What is expected: Copy each line of the records below that mentions the word "vorming".

[Collected data entries]
________________________
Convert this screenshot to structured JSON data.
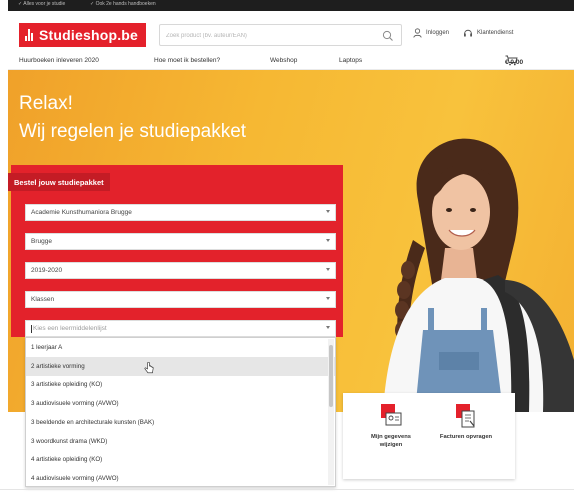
{
  "topbar": {
    "item1": "✓ Alles voor je studie",
    "item2": "✓ Ook 2e hands handboeken"
  },
  "header": {
    "logo_text": "Studieshop.be",
    "search_placeholder": "Zoek product (bv. auteur/EAN)",
    "login_label": "Inloggen",
    "service_label": "Klantendienst"
  },
  "nav": {
    "items": [
      "Huurboeken inleveren 2020",
      "Hoe moet ik bestellen?",
      "Webshop",
      "Laptops"
    ],
    "cart_amount": "€ 0,00"
  },
  "hero": {
    "title": "Relax!",
    "subtitle": "Wij regelen je studiepakket"
  },
  "order_panel": {
    "heading": "Bestel jouw studiepakket",
    "selects": [
      "Academie Kunsthumaniora Brugge",
      "Brugge",
      "2019-2020",
      "Klassen"
    ],
    "year_placeholder": "Kies een leermiddelenlijst",
    "options": [
      "1 leerjaar A",
      "2 artistieke vorming",
      "3 artistieke opleiding (KO)",
      "3 audiovisuele vorming (AVWO)",
      "3 beeldende en architecturale kunsten (BAK)",
      "3 woordkunst drama (WKD)",
      "4 artistieke opleiding (KO)",
      "4 audiovisuele vorming (AVWO)"
    ],
    "highlighted_index": 1
  },
  "info_card": {
    "item1": "Mijn gegevens wijzigen",
    "item2": "Facturen opvragen"
  },
  "colors": {
    "brand_red": "#e4212b",
    "hero_yellow": "#f6b833"
  }
}
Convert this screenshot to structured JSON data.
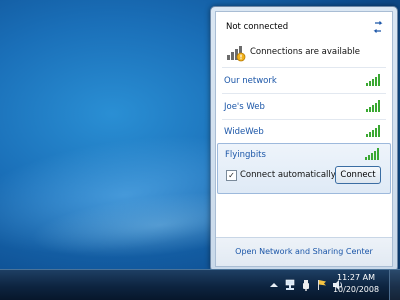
{
  "flyout": {
    "status_title": "Not connected",
    "availability_text": "Connections are available",
    "networks": [
      {
        "name": "Our network",
        "signal_bars": 5
      },
      {
        "name": "Joe's Web",
        "signal_bars": 5
      },
      {
        "name": "WideWeb",
        "signal_bars": 5
      }
    ],
    "selected_network": {
      "name": "Flyingbits",
      "signal_bars": 5,
      "connect_automatically_label": "Connect automatically",
      "connect_automatically_checked": true,
      "connect_button_label": "Connect"
    },
    "footer_link": "Open Network and Sharing Center"
  },
  "taskbar": {
    "tray_icons": [
      "show-hidden-icons-arrow",
      "network-icon",
      "power-icon",
      "action-center-flag-icon",
      "volume-icon"
    ],
    "time": "11:27 AM",
    "date": "10/20/2008"
  },
  "colors": {
    "link": "#1b56a8",
    "signal_green": "#3aa832"
  }
}
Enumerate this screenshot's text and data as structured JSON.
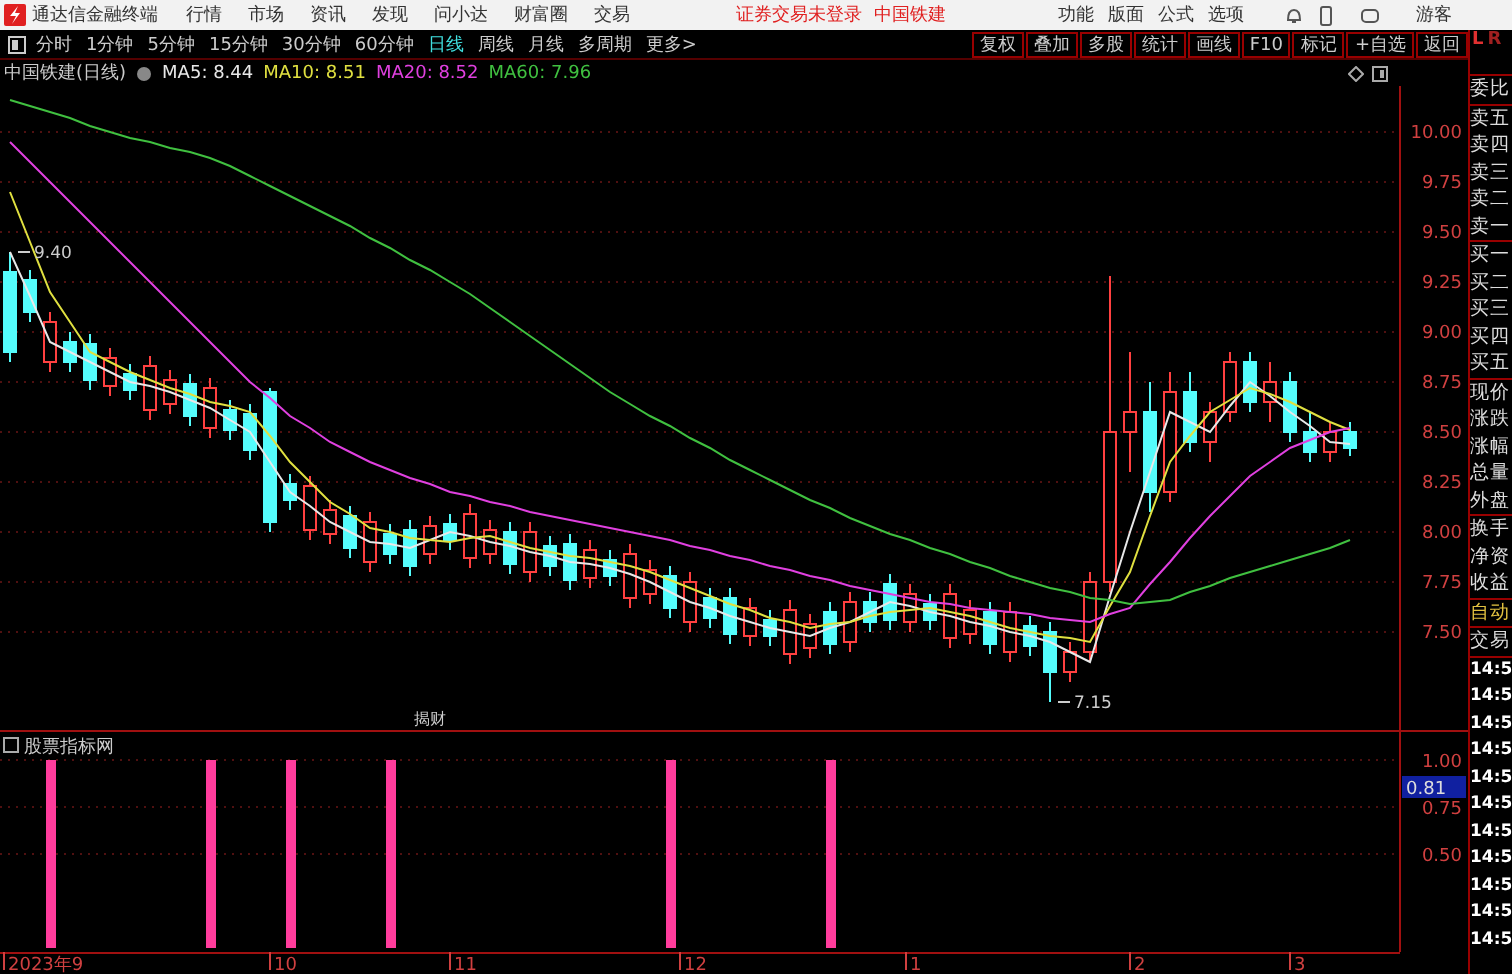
{
  "app_bar": {
    "title": "通达信金融终端",
    "menus": [
      "行情",
      "市场",
      "资讯",
      "发现",
      "问小达",
      "财富圈",
      "交易"
    ],
    "status": [
      "证券交易未登录",
      "中国铁建"
    ],
    "right_menus": [
      "功能",
      "版面",
      "公式",
      "选项"
    ],
    "user": "游客"
  },
  "toolbar": {
    "periods": [
      {
        "label": "分时",
        "selected": false
      },
      {
        "label": "1分钟",
        "selected": false
      },
      {
        "label": "5分钟",
        "selected": false
      },
      {
        "label": "15分钟",
        "selected": false
      },
      {
        "label": "30分钟",
        "selected": false
      },
      {
        "label": "60分钟",
        "selected": false
      },
      {
        "label": "日线",
        "selected": true
      },
      {
        "label": "周线",
        "selected": false
      },
      {
        "label": "月线",
        "selected": false
      },
      {
        "label": "多周期",
        "selected": false
      },
      {
        "label": "更多>",
        "selected": false
      }
    ],
    "buttons": [
      "复权",
      "叠加",
      "多股",
      "统计",
      "画线",
      "F10",
      "标记",
      "+自选",
      "返回"
    ]
  },
  "info_line": {
    "title": "中国铁建(日线)",
    "legend": [
      ": 8.44",
      ": 8.51",
      ": 8.52",
      ": 7.96"
    ]
  },
  "price_chart": {
    "event_marker": "揭财",
    "chart_data": {
      "type": "candlestick",
      "ylim": [
        7.0,
        10.23
      ],
      "grid": true,
      "yticks": [
        {
          "value": 10,
          "label": "10.00"
        },
        {
          "value": 9.75,
          "label": "9.75"
        },
        {
          "value": 9.5,
          "label": "9.50"
        },
        {
          "value": 9.25,
          "label": "9.25"
        },
        {
          "value": 9,
          "label": "9.00"
        },
        {
          "value": 8.75,
          "label": "8.75"
        },
        {
          "value": 8.5,
          "label": "8.50"
        },
        {
          "value": 8.25,
          "label": "8.25"
        },
        {
          "value": 8,
          "label": "8.00"
        },
        {
          "value": 7.75,
          "label": "7.75"
        },
        {
          "value": 7.5,
          "label": "7.50"
        }
      ],
      "ohlc": [
        [
          9.3,
          9.4,
          8.85,
          8.9
        ],
        [
          9.26,
          9.31,
          9.05,
          9.1
        ],
        [
          8.85,
          9.1,
          8.8,
          9.05
        ],
        [
          8.95,
          9.0,
          8.8,
          8.85
        ],
        [
          8.94,
          8.99,
          8.71,
          8.76
        ],
        [
          8.73,
          8.92,
          8.68,
          8.87
        ],
        [
          8.79,
          8.84,
          8.66,
          8.71
        ],
        [
          8.61,
          8.88,
          8.56,
          8.83
        ],
        [
          8.64,
          8.81,
          8.59,
          8.76
        ],
        [
          8.74,
          8.79,
          8.53,
          8.58
        ],
        [
          8.52,
          8.77,
          8.47,
          8.72
        ],
        [
          8.61,
          8.66,
          8.46,
          8.51
        ],
        [
          8.59,
          8.64,
          8.36,
          8.41
        ],
        [
          8.7,
          8.72,
          8.0,
          8.05
        ],
        [
          8.24,
          8.29,
          8.11,
          8.16
        ],
        [
          8.01,
          8.28,
          7.96,
          8.23
        ],
        [
          7.99,
          8.16,
          7.94,
          8.11
        ],
        [
          8.08,
          8.13,
          7.87,
          7.92
        ],
        [
          7.85,
          8.1,
          7.8,
          8.05
        ],
        [
          7.99,
          8.04,
          7.84,
          7.89
        ],
        [
          8.01,
          8.06,
          7.78,
          7.83
        ],
        [
          7.89,
          8.08,
          7.84,
          8.03
        ],
        [
          8.04,
          8.09,
          7.91,
          7.96
        ],
        [
          7.87,
          8.14,
          7.82,
          8.09
        ],
        [
          7.89,
          8.06,
          7.84,
          8.01
        ],
        [
          8.0,
          8.05,
          7.79,
          7.84
        ],
        [
          7.8,
          8.05,
          7.75,
          8.0
        ],
        [
          7.93,
          7.98,
          7.78,
          7.83
        ],
        [
          7.94,
          7.99,
          7.71,
          7.76
        ],
        [
          7.77,
          7.96,
          7.72,
          7.91
        ],
        [
          7.86,
          7.91,
          7.73,
          7.78
        ],
        [
          7.67,
          7.94,
          7.62,
          7.89
        ],
        [
          7.69,
          7.86,
          7.64,
          7.81
        ],
        [
          7.78,
          7.83,
          7.57,
          7.62
        ],
        [
          7.55,
          7.8,
          7.5,
          7.75
        ],
        [
          7.67,
          7.72,
          7.52,
          7.57
        ],
        [
          7.67,
          7.72,
          7.44,
          7.49
        ],
        [
          7.48,
          7.67,
          7.43,
          7.62
        ],
        [
          7.56,
          7.61,
          7.43,
          7.48
        ],
        [
          7.39,
          7.66,
          7.34,
          7.61
        ],
        [
          7.42,
          7.59,
          7.37,
          7.54
        ],
        [
          7.6,
          7.65,
          7.39,
          7.44
        ],
        [
          7.45,
          7.7,
          7.4,
          7.65
        ],
        [
          7.65,
          7.7,
          7.5,
          7.55
        ],
        [
          7.74,
          7.79,
          7.51,
          7.56
        ],
        [
          7.55,
          7.74,
          7.5,
          7.69
        ],
        [
          7.64,
          7.69,
          7.51,
          7.56
        ],
        [
          7.47,
          7.74,
          7.42,
          7.69
        ],
        [
          7.49,
          7.66,
          7.44,
          7.61
        ],
        [
          7.6,
          7.65,
          7.39,
          7.44
        ],
        [
          7.4,
          7.65,
          7.35,
          7.6
        ],
        [
          7.53,
          7.58,
          7.38,
          7.43
        ],
        [
          7.5,
          7.55,
          7.15,
          7.3
        ],
        [
          7.3,
          7.45,
          7.25,
          7.4
        ],
        [
          7.4,
          7.8,
          7.35,
          7.75
        ],
        [
          7.75,
          9.28,
          7.7,
          8.5
        ],
        [
          8.5,
          8.9,
          8.3,
          8.6
        ],
        [
          8.6,
          8.75,
          8.1,
          8.2
        ],
        [
          8.2,
          8.8,
          8.15,
          8.7
        ],
        [
          8.7,
          8.8,
          8.4,
          8.45
        ],
        [
          8.45,
          8.65,
          8.35,
          8.6
        ],
        [
          8.6,
          8.9,
          8.55,
          8.85
        ],
        [
          8.85,
          8.9,
          8.6,
          8.65
        ],
        [
          8.65,
          8.85,
          8.55,
          8.75
        ],
        [
          8.75,
          8.8,
          8.45,
          8.5
        ],
        [
          8.5,
          8.6,
          8.35,
          8.4
        ],
        [
          8.4,
          8.55,
          8.35,
          8.5
        ],
        [
          8.5,
          8.55,
          8.38,
          8.42
        ]
      ],
      "series": [
        {
          "name": "MA5",
          "type": "line",
          "color": "#e8e8e8",
          "values": [
            9.4,
            9.18,
            8.95,
            8.9,
            8.85,
            8.8,
            8.75,
            8.73,
            8.7,
            8.66,
            8.62,
            8.56,
            8.5,
            8.35,
            8.2,
            8.13,
            8.05,
            8.0,
            7.95,
            7.94,
            7.92,
            7.96,
            8.0,
            7.98,
            7.95,
            7.93,
            7.9,
            7.88,
            7.85,
            7.84,
            7.82,
            7.79,
            7.75,
            7.7,
            7.65,
            7.62,
            7.58,
            7.55,
            7.52,
            7.5,
            7.48,
            7.52,
            7.55,
            7.6,
            7.65,
            7.63,
            7.6,
            7.58,
            7.55,
            7.53,
            7.5,
            7.48,
            7.45,
            7.4,
            7.35,
            7.68,
            8.0,
            8.3,
            8.6,
            8.55,
            8.5,
            8.63,
            8.75,
            8.68,
            8.6,
            8.53,
            8.45,
            8.44
          ]
        },
        {
          "name": "MA10",
          "type": "line",
          "color": "#e0e040",
          "values": [
            9.7,
            9.45,
            9.2,
            9.05,
            8.9,
            8.85,
            8.8,
            8.76,
            8.72,
            8.69,
            8.65,
            8.63,
            8.6,
            8.48,
            8.35,
            8.25,
            8.15,
            8.09,
            8.02,
            8.0,
            7.97,
            7.96,
            7.95,
            7.97,
            7.98,
            7.95,
            7.92,
            7.9,
            7.88,
            7.87,
            7.85,
            7.83,
            7.8,
            7.76,
            7.72,
            7.68,
            7.64,
            7.61,
            7.57,
            7.55,
            7.52,
            7.54,
            7.55,
            7.58,
            7.6,
            7.61,
            7.62,
            7.6,
            7.58,
            7.55,
            7.52,
            7.5,
            7.48,
            7.47,
            7.45,
            7.63,
            7.8,
            8.08,
            8.35,
            8.48,
            8.6,
            8.66,
            8.72,
            8.69,
            8.65,
            8.6,
            8.55,
            8.51
          ]
        },
        {
          "name": "MA20",
          "type": "line",
          "color": "#e040e0",
          "values": [
            9.95,
            9.85,
            9.75,
            9.65,
            9.55,
            9.45,
            9.35,
            9.25,
            9.15,
            9.05,
            8.95,
            8.85,
            8.75,
            8.67,
            8.58,
            8.52,
            8.45,
            8.4,
            8.35,
            8.31,
            8.27,
            8.24,
            8.2,
            8.18,
            8.15,
            8.13,
            8.1,
            8.08,
            8.06,
            8.04,
            8.02,
            8.0,
            7.98,
            7.96,
            7.93,
            7.91,
            7.88,
            7.86,
            7.83,
            7.81,
            7.78,
            7.76,
            7.73,
            7.71,
            7.69,
            7.67,
            7.65,
            7.64,
            7.62,
            7.61,
            7.6,
            7.59,
            7.57,
            7.56,
            7.55,
            7.59,
            7.62,
            7.74,
            7.85,
            7.97,
            8.08,
            8.18,
            8.28,
            8.35,
            8.42,
            8.46,
            8.5,
            8.52
          ]
        },
        {
          "name": "MA60",
          "type": "line",
          "color": "#40c040",
          "values": [
            10.16,
            10.13,
            10.1,
            10.07,
            10.03,
            10.0,
            9.97,
            9.95,
            9.92,
            9.9,
            9.87,
            9.83,
            9.78,
            9.73,
            9.68,
            9.63,
            9.58,
            9.53,
            9.47,
            9.42,
            9.36,
            9.31,
            9.25,
            9.19,
            9.12,
            9.05,
            8.98,
            8.91,
            8.84,
            8.77,
            8.7,
            8.64,
            8.58,
            8.53,
            8.47,
            8.42,
            8.36,
            8.31,
            8.26,
            8.21,
            8.16,
            8.12,
            8.07,
            8.03,
            7.99,
            7.96,
            7.92,
            7.89,
            7.85,
            7.82,
            7.78,
            7.75,
            7.72,
            7.7,
            7.67,
            7.66,
            7.64,
            7.65,
            7.66,
            7.7,
            7.73,
            7.77,
            7.8,
            7.83,
            7.86,
            7.89,
            7.92,
            7.96
          ]
        }
      ],
      "annotations": [
        "9.40",
        "7.15"
      ]
    }
  },
  "indicator_chart": {
    "month_labels": [
      "2023年9",
      "10",
      "11",
      "12",
      "1",
      "2",
      "3"
    ],
    "cursor_value": "0.81",
    "chart_data": {
      "type": "bar",
      "title": "股票指标网",
      "ylim": [
        0,
        1
      ],
      "grid": true,
      "yticks": [
        {
          "value": 1,
          "label": "1.00"
        },
        {
          "value": 0.75,
          "label": "0.75"
        },
        {
          "value": 0.5,
          "label": "0.50"
        }
      ],
      "values": [
        0,
        0,
        1,
        0,
        0,
        0,
        0,
        0,
        0,
        0,
        1,
        0,
        0,
        0,
        1,
        0,
        0,
        0,
        0,
        1,
        0,
        0,
        0,
        0,
        0,
        0,
        0,
        0,
        0,
        0,
        0,
        0,
        0,
        1,
        0,
        0,
        0,
        0,
        0,
        0,
        0,
        1,
        0,
        0,
        0,
        0,
        0,
        0,
        0,
        0,
        0,
        0,
        0,
        0,
        0,
        0,
        0,
        0,
        0,
        0,
        0,
        0,
        0,
        0,
        0,
        0,
        0,
        0,
        0,
        0
      ]
    }
  },
  "right_panel": {
    "header": [
      "L",
      "R"
    ],
    "groups": [
      [
        {
          "label": "委比",
          "kind": "field"
        }
      ],
      [
        {
          "label": "卖五",
          "kind": "field"
        },
        {
          "label": "卖四",
          "kind": "field"
        },
        {
          "label": "卖三",
          "kind": "field"
        },
        {
          "label": "卖二",
          "kind": "field"
        },
        {
          "label": "卖一",
          "kind": "field"
        }
      ],
      [
        {
          "label": "买一",
          "kind": "field"
        },
        {
          "label": "买二",
          "kind": "field"
        },
        {
          "label": "买三",
          "kind": "field"
        },
        {
          "label": "买四",
          "kind": "field"
        },
        {
          "label": "买五",
          "kind": "field"
        }
      ],
      [
        {
          "label": "现价",
          "kind": "field"
        },
        {
          "label": "涨跌",
          "kind": "field"
        },
        {
          "label": "涨幅",
          "kind": "field"
        },
        {
          "label": "总量",
          "kind": "field"
        },
        {
          "label": "外盘",
          "kind": "field"
        }
      ],
      [
        {
          "label": "换手",
          "kind": "field"
        },
        {
          "label": "净资",
          "kind": "field"
        },
        {
          "label": "收益",
          "kind": "field"
        }
      ],
      [
        {
          "label": "自动",
          "kind": "highlight"
        }
      ],
      [
        {
          "label": "交易",
          "kind": "field"
        }
      ],
      [
        {
          "label": "14:5",
          "kind": "time"
        },
        {
          "label": "14:5",
          "kind": "time"
        },
        {
          "label": "14:5",
          "kind": "time"
        },
        {
          "label": "14:5",
          "kind": "time"
        },
        {
          "label": "14:5",
          "kind": "time"
        },
        {
          "label": "14:5",
          "kind": "time"
        },
        {
          "label": "14:5",
          "kind": "time"
        },
        {
          "label": "14:5",
          "kind": "time"
        },
        {
          "label": "14:5",
          "kind": "time"
        },
        {
          "label": "14:5",
          "kind": "time"
        },
        {
          "label": "14:5",
          "kind": "time"
        }
      ]
    ]
  }
}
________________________
Written reply:
      "2 artistieke vorming",
      "3 audiovisuele vorming (AVWO)",
      "4 audiovisuele vorming (AVWO)"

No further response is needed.